request for book recs, boosts welcome 

Hi all!

One of my dear friends has a child who is beginning to question their gender identity (specifically, they have questions about what it means to be nonbinary, as they believe that they may be!).

Her kiddo is eleven and is looking for books about coming out as nonbinary and support/affirmation for those that are.

Book recs for mom and kid would be greatly appreciated. ty!

@madewokherd You're right, and also because it means something different to the participant I want to record it the way they would want it to be recorded, especially if they felt strongly enough about it that they typed it in even though an identical set was already available as a checkbox.

@madewokherd @Satsuma That makes sense, but the purpose of the word being included doesn't prevent you from being able to check the box, and it also future-proofs a little bit for in case people start wanting to specify that their pronouns are some other type of "they". Considering people enter identity words and pronouns with asterisks and numbers in, I would be 0% surprised if people started specifying indefinite they as their pronouns in the textboxes... :D

@madewokherd The ways of using "they" basically boil down to the intent/meaning of the word, and words are created to convey meaning, so I would probably argue that they are the *point* of the words and the most important part! Like, in French the word for avocado and the word for lawyer are the same spelling, but they are definitely different words. :D

@madewokherd All the other sets have something in the "name" position, even if it's just "he" or whatever, and some sets do have names that aren't the pronouns, like Spivak and Elverson, so I'd like to keep it there! It's not like it adds confusion. :D

@madewokherd There are three theys:

Singular they - referring to one person, any reflexive but usually "themself", e.g. "they are a writer"

Plural they - referring to two or more people, reflexive "themselves", e.g. "they are writers"

Indefinite they - referring to an indistinct other of unknown number, any reflexive probably, e.g. "they say it's good to write what you know..."

@madewokherd There are three theys:

Singular they - referring to one person, any reflexive but usually "themself", e.g. "they are a writer"

Plural they - referring to two or more people, reflexive "themselves", e.g. "they are writers"

Indefinite they - referring to an indistinct other of unknown number, any reflexive probably, e.g. "they say it's good to write what you know..."

@madewokherd The first one is the 2021 survey version and the second one is what I'm proposing to replace it with. I guess I was unclear again, the arrow emoji was my attempt to show "replace this with that" but it doesn't seem to have worked! :D

Anyway, thanks for listening to this late-night ramble. I really enjoy the way this research and participants' feedback challenges me and forces me to reconsider concepts and shift my understanding of language, gender, and other related and unrelated ideas.

Show thread

If plural they is typed into textboxes by over 1% of participants that's a whole other situation, and it would be automatically reconsidered.

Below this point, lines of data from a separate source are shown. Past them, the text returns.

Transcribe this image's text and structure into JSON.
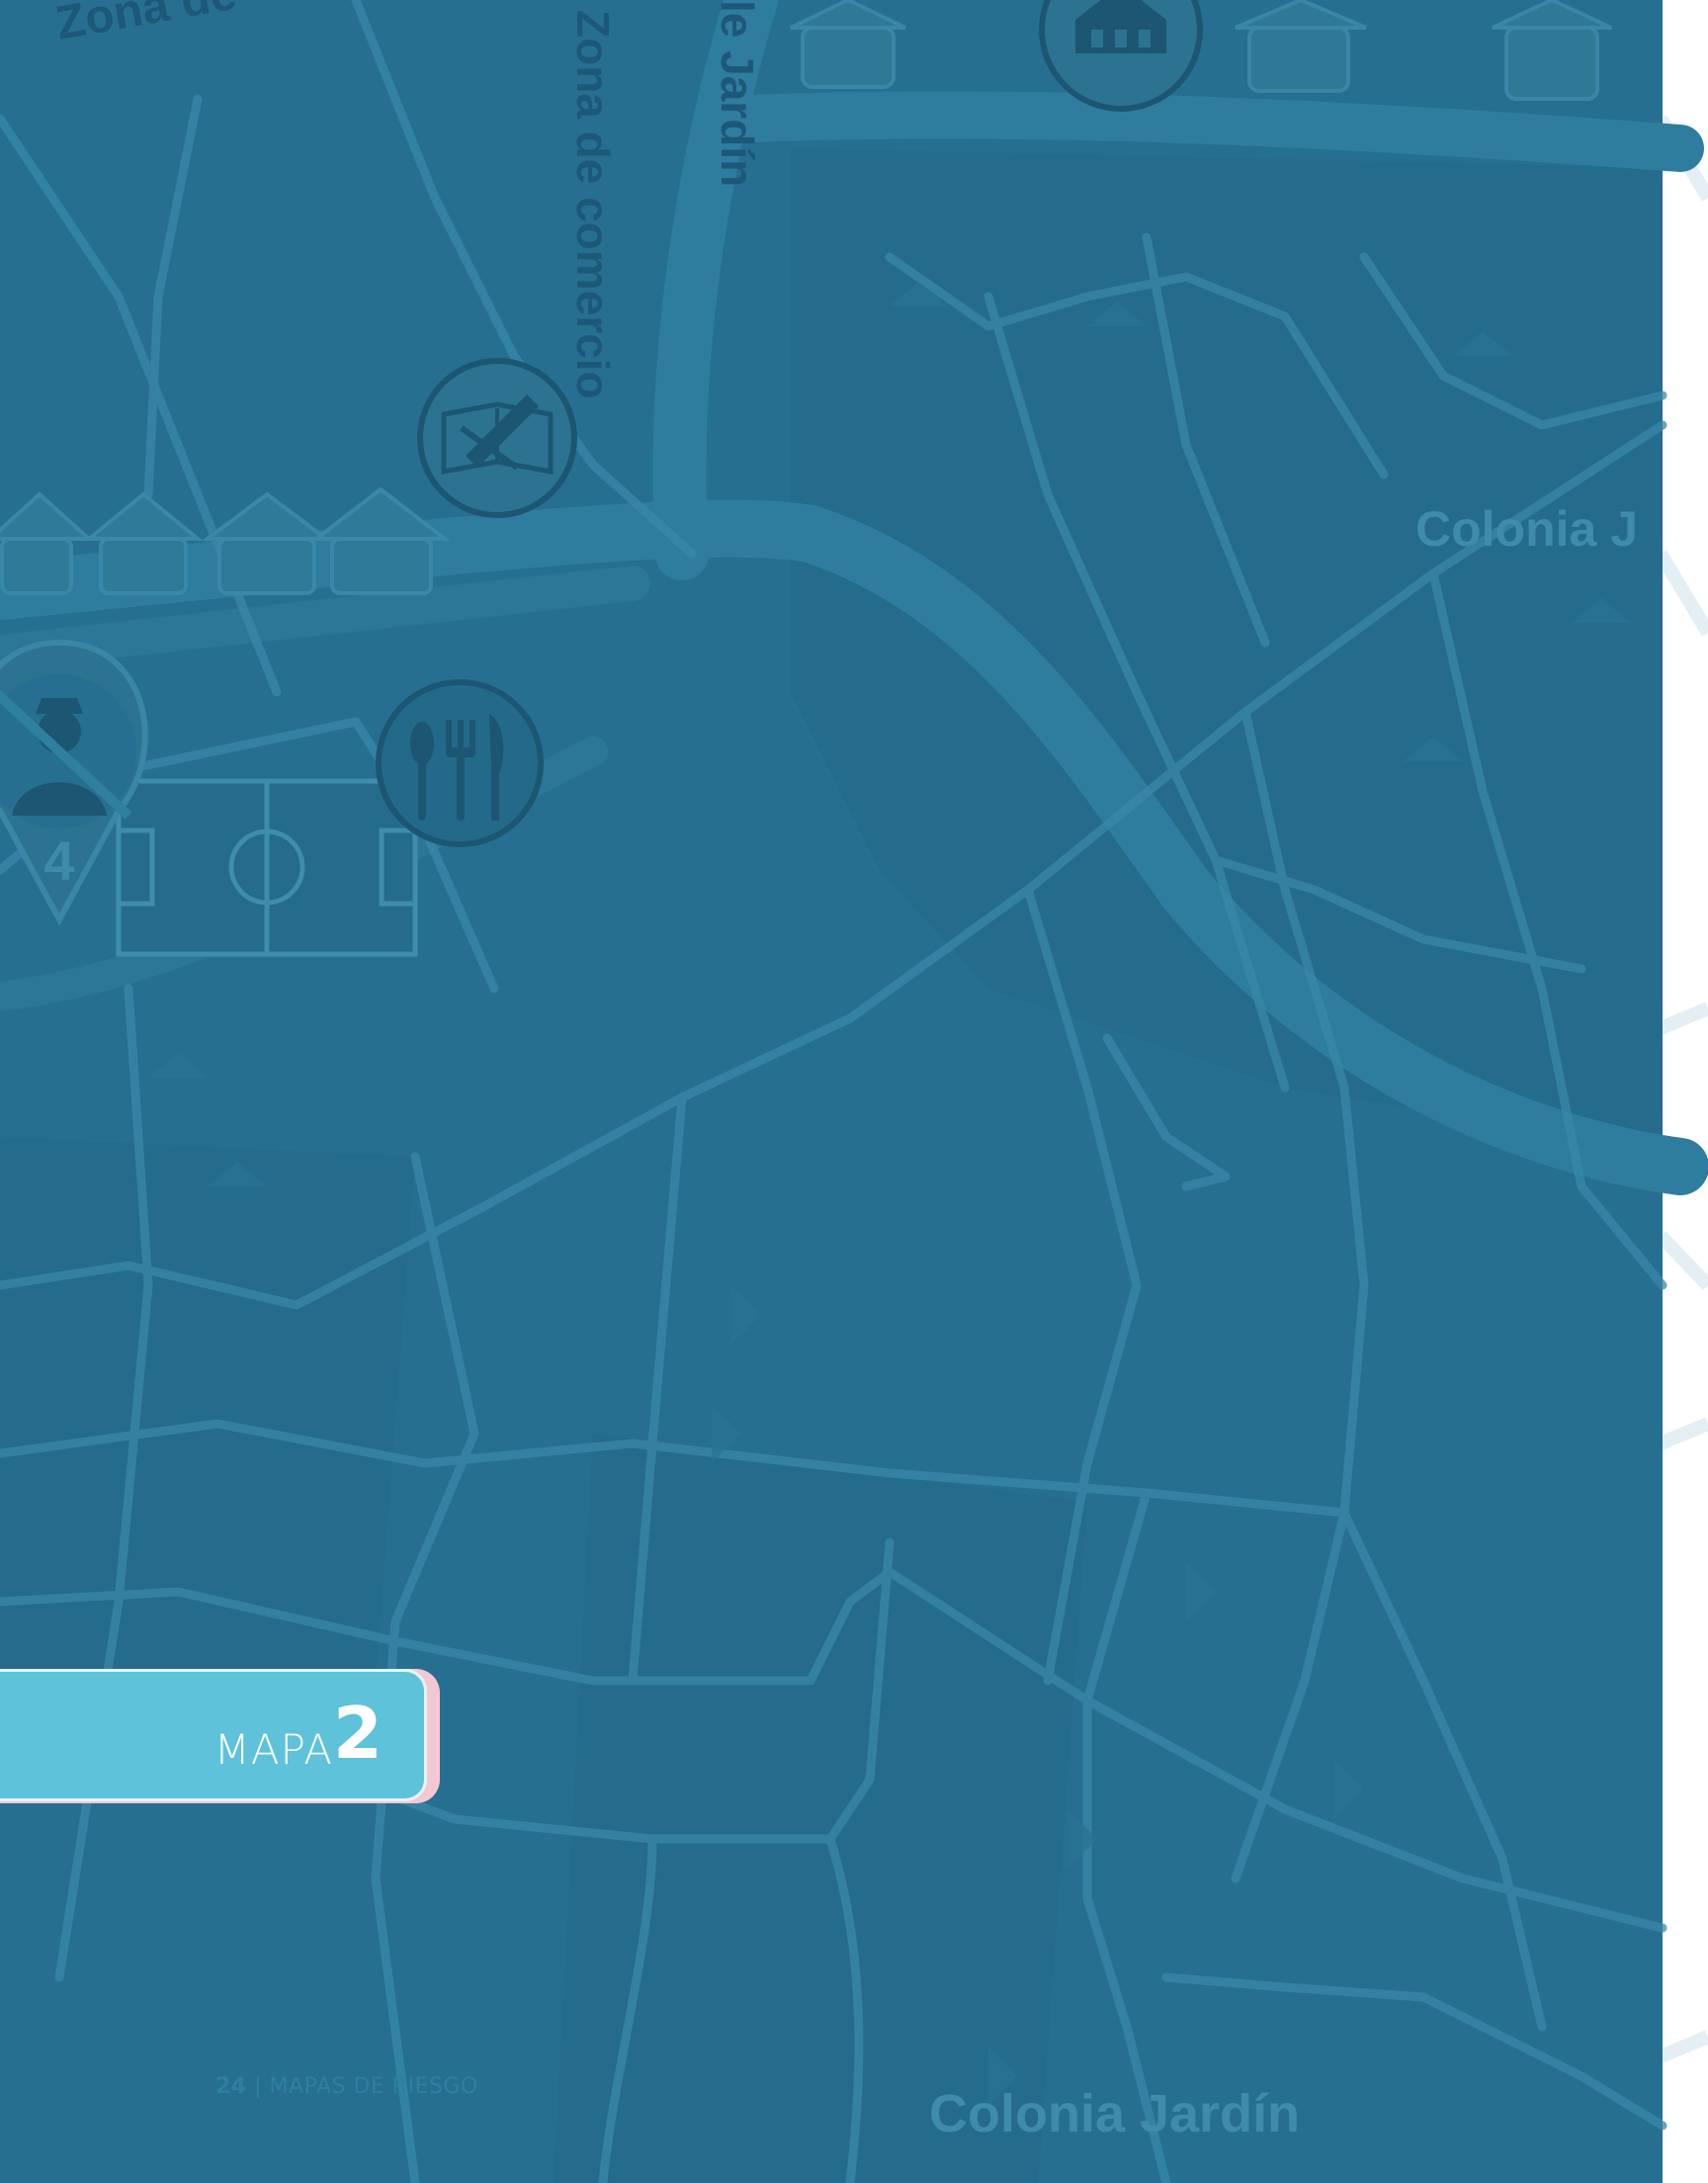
{
  "map": {
    "labels": {
      "zona_top": "Zona de",
      "zona_comercio": "Zona de comercio",
      "jardin_vertical": "le Jardín",
      "colonia_right": "Colonia J",
      "colonia_bottom": "Colonia Jardín"
    },
    "police_number": "4",
    "icons": [
      "school-icon",
      "restaurant-icon",
      "police-icon",
      "church-icon",
      "soccer-field-icon",
      "house-icon"
    ]
  },
  "tab": {
    "word": "MAPA",
    "number": "2"
  },
  "footer": {
    "page": "24",
    "separator": "|",
    "title": "MAPAS DE RIESGO"
  },
  "colors": {
    "background": "#266f91",
    "road": "#2f7d9e",
    "tab": "#5ec2da",
    "tab_accent": "#f3c8d2"
  }
}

If a checkbox term or pronoun isn't accurate for you, don't choose it! Type something in a textbox instead, so I can know it's popular.

Show thread

Having said that, I am so far undecided, but leaning towards *not* including plural they. The "comparison" words that are on the list despite being chosen by under 1% of participants (binary, cisgender, etc) are gender-related words. Plural they is unrelated to gender.

Show thread

I am considering adding plural they to the checkbox list, NOT as a way to include plural people (because arbitrary inclusion isn't a reason for adding any term that is written into textboxes by under 1% of people), but because it might be useful to compare with singular they.

Show thread

I'm not going to combine two pronoun sets into one in the annual survey, because they are two pronoun sets that have different meanings and use cases, and (usually) different spellings.

Show thread

This all started because I've been asked by a few people to combine singular and plural they in the annual survey, and just call it "they" instead of "singular they", so that plural people can choose it.

Show thread

I'm thinking maybe something like:

Singular they - they/them/their/theirs/themself (plural verbs, i.e. "they are a writer")

⬇️

They - they/them/their/theirs/themself (for referring to an individual, i.e. "they are a writer")

Show thread

If calling the set "singular they" on the annual survey doesn't add clarity and help people find their pronoun set, I will stop using that name, and switch to providing the meaning instead.

Show thread

It's a sign of progress, since singular they for nonbinary people is so much more commonly accepted that every nonbinary person *doesn't* need to know the name "singular they" and what exactly the name means and how it is used differently from third-person regular/plural they.

Show thread

It's a useful name, to refer to a pronoun set with a slightly different use case and, usually, spelling to match. And for some reason I thought that my experience from a decade ago, where understanding of this name was universal, would obviously still be relevant. (It is not.)

Show thread

Hand on heart, it honestly did not occur to me that a significant number of people might not know that's what "singular they" means. "Singular they" is the name that lexicographers and other people who study language collectively call "they/them when referring to one person."

Show thread
Show more
LGBT.io

We are a Mastodon instance for LGBT+ and allies!